What this task involves - One number, and no other words, should make up the answer: how many lines of the listing contain the string "data".
*** Opening Material provided ***
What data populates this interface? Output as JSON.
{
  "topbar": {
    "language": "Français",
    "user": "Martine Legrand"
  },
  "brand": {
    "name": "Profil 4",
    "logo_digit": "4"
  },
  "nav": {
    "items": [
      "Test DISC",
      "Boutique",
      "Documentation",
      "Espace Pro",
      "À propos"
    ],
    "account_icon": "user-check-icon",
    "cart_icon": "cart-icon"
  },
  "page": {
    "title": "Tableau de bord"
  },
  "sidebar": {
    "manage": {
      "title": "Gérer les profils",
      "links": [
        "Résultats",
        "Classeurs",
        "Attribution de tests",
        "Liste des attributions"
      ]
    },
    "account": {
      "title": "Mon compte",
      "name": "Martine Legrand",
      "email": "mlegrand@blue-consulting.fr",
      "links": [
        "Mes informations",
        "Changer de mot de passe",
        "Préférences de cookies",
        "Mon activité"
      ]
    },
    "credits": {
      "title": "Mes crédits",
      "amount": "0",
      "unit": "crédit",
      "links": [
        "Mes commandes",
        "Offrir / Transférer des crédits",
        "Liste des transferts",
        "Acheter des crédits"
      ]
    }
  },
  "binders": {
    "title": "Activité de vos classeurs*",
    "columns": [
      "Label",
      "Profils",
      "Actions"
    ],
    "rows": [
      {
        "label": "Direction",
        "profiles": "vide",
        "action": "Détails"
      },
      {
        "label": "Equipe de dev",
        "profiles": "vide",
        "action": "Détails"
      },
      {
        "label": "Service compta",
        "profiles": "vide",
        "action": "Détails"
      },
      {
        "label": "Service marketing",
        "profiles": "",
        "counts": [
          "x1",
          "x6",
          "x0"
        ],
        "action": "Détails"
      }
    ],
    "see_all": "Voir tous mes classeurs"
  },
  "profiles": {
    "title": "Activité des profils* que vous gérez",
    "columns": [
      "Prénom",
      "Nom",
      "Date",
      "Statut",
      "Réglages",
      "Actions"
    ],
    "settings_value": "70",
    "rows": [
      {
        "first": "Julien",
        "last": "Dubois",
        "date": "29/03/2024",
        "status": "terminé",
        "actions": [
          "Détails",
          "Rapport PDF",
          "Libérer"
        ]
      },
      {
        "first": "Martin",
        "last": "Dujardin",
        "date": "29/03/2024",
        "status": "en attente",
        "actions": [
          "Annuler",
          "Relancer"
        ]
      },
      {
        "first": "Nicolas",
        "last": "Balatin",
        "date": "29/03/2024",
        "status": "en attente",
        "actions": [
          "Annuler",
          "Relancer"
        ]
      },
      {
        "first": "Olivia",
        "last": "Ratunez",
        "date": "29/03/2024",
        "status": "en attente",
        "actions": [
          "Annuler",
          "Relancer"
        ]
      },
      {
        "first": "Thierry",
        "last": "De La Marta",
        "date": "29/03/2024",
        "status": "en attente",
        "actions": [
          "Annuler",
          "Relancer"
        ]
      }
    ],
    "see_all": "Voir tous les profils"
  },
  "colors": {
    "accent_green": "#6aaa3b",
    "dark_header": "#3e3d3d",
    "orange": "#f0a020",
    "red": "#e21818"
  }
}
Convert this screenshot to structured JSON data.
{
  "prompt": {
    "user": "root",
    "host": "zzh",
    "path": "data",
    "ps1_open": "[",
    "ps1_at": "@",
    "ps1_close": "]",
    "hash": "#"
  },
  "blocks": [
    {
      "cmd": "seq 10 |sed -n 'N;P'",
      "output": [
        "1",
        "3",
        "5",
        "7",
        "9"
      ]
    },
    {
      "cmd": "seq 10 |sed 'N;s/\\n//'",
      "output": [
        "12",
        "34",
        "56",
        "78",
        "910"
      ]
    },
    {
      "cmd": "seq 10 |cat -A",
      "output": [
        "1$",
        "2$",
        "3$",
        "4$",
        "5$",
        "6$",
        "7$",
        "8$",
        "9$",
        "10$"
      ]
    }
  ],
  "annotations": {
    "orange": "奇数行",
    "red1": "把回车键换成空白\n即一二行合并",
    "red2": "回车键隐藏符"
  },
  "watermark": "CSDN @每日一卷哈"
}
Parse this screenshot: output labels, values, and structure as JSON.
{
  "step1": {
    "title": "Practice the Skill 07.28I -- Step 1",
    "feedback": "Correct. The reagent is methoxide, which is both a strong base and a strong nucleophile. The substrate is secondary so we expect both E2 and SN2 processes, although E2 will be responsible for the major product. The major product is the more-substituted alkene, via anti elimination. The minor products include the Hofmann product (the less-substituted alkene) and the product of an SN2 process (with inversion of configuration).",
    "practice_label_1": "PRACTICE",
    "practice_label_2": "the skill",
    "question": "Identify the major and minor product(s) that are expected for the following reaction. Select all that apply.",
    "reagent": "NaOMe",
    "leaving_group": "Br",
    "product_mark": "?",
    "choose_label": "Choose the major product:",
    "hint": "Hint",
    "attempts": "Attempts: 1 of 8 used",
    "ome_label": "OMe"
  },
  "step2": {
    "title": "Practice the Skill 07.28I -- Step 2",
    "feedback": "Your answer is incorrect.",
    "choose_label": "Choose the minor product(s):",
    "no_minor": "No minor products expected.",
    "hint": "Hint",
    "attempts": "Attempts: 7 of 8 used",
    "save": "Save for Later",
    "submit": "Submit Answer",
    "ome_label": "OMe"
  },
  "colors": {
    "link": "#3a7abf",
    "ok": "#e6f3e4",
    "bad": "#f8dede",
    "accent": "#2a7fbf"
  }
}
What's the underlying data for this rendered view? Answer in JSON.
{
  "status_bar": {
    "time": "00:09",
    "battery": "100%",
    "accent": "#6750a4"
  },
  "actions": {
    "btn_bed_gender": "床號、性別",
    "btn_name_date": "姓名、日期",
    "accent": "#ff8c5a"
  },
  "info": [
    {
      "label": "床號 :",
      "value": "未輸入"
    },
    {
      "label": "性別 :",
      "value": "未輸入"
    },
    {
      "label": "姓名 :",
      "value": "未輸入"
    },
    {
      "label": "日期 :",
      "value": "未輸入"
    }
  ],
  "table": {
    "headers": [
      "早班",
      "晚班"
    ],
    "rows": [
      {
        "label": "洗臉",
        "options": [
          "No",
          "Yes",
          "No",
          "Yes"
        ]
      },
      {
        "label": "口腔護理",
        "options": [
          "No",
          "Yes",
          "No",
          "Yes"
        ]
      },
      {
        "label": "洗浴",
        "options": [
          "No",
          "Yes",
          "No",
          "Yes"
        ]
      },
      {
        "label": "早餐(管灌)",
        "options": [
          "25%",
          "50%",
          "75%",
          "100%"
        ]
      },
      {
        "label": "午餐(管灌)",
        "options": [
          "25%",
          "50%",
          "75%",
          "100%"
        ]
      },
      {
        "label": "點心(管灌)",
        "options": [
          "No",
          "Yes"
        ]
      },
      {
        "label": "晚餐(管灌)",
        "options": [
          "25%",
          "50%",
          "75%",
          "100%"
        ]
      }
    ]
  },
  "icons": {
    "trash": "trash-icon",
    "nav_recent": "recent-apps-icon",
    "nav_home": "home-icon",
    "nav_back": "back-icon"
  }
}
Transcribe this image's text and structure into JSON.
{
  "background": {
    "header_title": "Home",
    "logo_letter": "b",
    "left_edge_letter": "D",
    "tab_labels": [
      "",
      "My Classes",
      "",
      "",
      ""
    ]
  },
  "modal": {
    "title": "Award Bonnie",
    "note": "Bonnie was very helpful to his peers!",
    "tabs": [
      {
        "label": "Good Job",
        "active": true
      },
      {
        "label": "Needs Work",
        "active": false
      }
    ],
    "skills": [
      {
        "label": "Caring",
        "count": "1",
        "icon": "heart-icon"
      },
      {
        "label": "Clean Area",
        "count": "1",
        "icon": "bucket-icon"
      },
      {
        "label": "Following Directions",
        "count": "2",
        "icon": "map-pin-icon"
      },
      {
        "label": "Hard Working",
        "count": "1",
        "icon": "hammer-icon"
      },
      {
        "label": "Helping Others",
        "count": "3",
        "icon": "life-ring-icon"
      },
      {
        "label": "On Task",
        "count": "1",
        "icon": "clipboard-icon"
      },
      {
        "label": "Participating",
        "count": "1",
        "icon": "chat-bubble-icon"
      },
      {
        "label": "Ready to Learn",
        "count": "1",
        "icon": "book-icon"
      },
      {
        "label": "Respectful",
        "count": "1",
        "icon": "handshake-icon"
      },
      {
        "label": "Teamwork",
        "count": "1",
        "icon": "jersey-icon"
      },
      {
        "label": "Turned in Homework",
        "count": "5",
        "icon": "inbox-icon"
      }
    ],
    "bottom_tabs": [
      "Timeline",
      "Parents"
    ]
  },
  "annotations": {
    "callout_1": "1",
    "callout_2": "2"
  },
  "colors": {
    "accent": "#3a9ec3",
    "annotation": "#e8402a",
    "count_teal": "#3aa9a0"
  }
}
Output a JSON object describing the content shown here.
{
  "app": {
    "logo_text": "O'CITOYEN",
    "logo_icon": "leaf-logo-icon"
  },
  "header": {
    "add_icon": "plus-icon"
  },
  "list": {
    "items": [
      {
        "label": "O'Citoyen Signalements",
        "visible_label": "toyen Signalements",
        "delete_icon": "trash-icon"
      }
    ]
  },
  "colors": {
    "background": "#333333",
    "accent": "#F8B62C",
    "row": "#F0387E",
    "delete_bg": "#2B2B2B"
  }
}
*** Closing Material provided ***
Solution to this problem - 4